**Directions:**
When you answer, copy every line of the listing below exactly.
--- Provided records ---
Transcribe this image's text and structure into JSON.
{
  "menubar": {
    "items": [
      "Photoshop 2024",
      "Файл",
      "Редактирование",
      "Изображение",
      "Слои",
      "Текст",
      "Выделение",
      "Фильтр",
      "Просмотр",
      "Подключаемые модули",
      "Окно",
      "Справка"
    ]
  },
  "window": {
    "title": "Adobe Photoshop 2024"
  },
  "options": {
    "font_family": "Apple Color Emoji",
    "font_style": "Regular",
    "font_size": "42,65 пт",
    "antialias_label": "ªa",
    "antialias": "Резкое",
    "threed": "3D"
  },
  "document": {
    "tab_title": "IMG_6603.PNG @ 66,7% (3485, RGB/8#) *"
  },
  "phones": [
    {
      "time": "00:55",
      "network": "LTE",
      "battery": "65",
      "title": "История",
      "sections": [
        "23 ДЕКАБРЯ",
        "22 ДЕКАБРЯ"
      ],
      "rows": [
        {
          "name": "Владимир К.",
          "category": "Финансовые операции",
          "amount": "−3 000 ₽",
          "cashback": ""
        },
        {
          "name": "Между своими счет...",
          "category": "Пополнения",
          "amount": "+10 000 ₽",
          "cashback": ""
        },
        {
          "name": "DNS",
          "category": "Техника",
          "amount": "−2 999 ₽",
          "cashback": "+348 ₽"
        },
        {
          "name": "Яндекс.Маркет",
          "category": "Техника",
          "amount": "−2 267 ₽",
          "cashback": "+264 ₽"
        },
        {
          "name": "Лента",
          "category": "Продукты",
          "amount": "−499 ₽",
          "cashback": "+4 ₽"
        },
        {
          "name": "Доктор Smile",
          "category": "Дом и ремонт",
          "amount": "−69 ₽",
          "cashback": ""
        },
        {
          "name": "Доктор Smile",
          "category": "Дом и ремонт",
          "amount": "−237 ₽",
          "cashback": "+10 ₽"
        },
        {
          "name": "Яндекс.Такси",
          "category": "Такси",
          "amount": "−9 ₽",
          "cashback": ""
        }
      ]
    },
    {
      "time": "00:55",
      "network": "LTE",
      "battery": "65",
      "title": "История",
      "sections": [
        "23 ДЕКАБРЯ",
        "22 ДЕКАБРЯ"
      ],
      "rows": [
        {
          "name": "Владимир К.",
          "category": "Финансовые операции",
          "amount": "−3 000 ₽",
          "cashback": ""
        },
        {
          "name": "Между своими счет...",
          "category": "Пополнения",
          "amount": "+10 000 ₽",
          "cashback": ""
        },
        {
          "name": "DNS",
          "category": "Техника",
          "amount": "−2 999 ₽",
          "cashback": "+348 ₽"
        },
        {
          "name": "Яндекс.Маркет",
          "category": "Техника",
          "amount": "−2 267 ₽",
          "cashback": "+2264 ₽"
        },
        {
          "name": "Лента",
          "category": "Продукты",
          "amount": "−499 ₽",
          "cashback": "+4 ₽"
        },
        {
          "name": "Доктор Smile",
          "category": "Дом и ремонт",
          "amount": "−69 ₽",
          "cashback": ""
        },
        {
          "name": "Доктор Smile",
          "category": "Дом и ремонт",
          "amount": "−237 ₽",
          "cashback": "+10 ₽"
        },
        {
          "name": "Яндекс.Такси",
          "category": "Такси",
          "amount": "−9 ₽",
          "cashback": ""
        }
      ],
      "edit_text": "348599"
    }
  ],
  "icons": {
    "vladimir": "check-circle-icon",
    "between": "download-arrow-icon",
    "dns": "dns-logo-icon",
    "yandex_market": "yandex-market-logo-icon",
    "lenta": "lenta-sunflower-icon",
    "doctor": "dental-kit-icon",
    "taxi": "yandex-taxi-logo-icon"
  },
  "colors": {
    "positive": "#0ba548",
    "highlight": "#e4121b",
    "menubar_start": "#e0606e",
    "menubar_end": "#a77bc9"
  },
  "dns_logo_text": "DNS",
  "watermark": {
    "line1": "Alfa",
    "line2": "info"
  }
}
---
**Solution for this exercise:**
Transcribe this image's text and structure into JSON.
{
  "menubar": {
    "items": [
      "Photoshop 2024",
      "Файл",
      "Редактирование",
      "Изображение",
      "Слои",
      "Текст",
      "Выделение",
      "Фильтр",
      "Просмотр",
      "Подключаемые модули",
      "Окно",
      "Справка"
    ]
  },
  "window": {
    "title": "Adobe Photoshop 2024"
  },
  "options": {
    "font_family": "Apple Color Emoji",
    "font_style": "Regular",
    "font_size": "42,65 пт",
    "antialias_label": "ªa",
    "antialias": "Резкое",
    "threed": "3D"
  },
  "document": {
    "tab_title": "IMG_6603.PNG @ 66,7% (3485, RGB/8#) *"
  },
  "phones": [
    {
      "time": "00:55",
      "network": "LTE",
      "battery": "65",
      "title": "История",
      "sections": [
        "23 ДЕКАБРЯ",
        "22 ДЕКАБРЯ"
      ],
      "rows": [
        {
          "name": "Владимир К.",
          "category": "Финансовые операции",
          "amount": "−3 000 ₽",
          "cashback": ""
        },
        {
          "name": "Между своими счет...",
          "category": "Пополнения",
          "amount": "+10 000 ₽",
          "cashback": ""
        },
        {
          "name": "DNS",
          "category": "Техника",
          "amount": "−2 999 ₽",
          "cashback": "+348 ₽"
        },
        {
          "name": "Яндекс.Маркет",
          "category": "Техника",
          "amount": "−2 267 ₽",
          "cashback": "+264 ₽"
        },
        {
          "name": "Лента",
          "category": "Продукты",
          "amount": "−499 ₽",
          "cashback": "+4 ₽"
        },
        {
          "name": "Доктор Smile",
          "category": "Дом и ремонт",
          "amount": "−69 ₽",
          "cashback": ""
        },
        {
          "name": "Доктор Smile",
          "category": "Дом и ремонт",
          "amount": "−237 ₽",
          "cashback": "+10 ₽"
        },
        {
          "name": "Яндекс.Такси",
          "category": "Такси",
          "amount": "−9 ₽",
          "cashback": ""
        }
      ]
    },
    {
      "time": "00:55",
      "network": "LTE",
      "battery": "65",
      "title": "История",
      "sections": [
        "23 ДЕКАБРЯ",
        "22 ДЕКАБРЯ"
      ],
      "rows": [
        {
          "name": "Владимир К.",
          "category": "Финансовые операции",
          "amount": "−3 000 ₽",
          "cashback": ""
        },
        {
          "name": "Между своими счет...",
          "category": "Пополнения",
          "amount": "+10 000 ₽",
          "cashback": ""
        },
        {
          "name": "DNS",
          "category": "Техника",
          "amount": "−2 999 ₽",
          "cashback": "+348 ₽"
        },
        {
          "name": "Яндекс.Маркет",
          "category": "Техника",
          "amount": "−2 267 ₽",
          "cashback": "+2264 ₽"
        },
        {
          "name": "Лента",
          "category": "Продукты",
          "amount": "−499 ₽",
          "cashback": "+4 ₽"
        },
        {
          "name": "Доктор Smile",
          "category": "Дом и ремонт",
          "amount": "−69 ₽",
          "cashback": ""
        },
        {
          "name": "Доктор Smile",
          "category": "Дом и ремонт",
          "amount": "−237 ₽",
          "cashback": "+10 ₽"
        },
        {
          "name": "Яндекс.Такси",
          "category": "Такси",
          "amount": "−9 ₽",
          "cashback": ""
        }
      ],
      "edit_text": "348599"
    }
  ],
  "icons": {
    "vladimir": "check-circle-icon",
    "between": "download-arrow-icon",
    "dns": "dns-logo-icon",
    "yandex_market": "yandex-market-logo-icon",
    "lenta": "lenta-sunflower-icon",
    "doctor": "dental-kit-icon",
    "taxi": "yandex-taxi-logo-icon"
  },
  "colors": {
    "positive": "#0ba548",
    "highlight": "#e4121b",
    "menubar_start": "#e0606e",
    "menubar_end": "#a77bc9"
  },
  "dns_logo_text": "DNS",
  "watermark": {
    "line1": "Alfa",
    "line2": "info"
  }
}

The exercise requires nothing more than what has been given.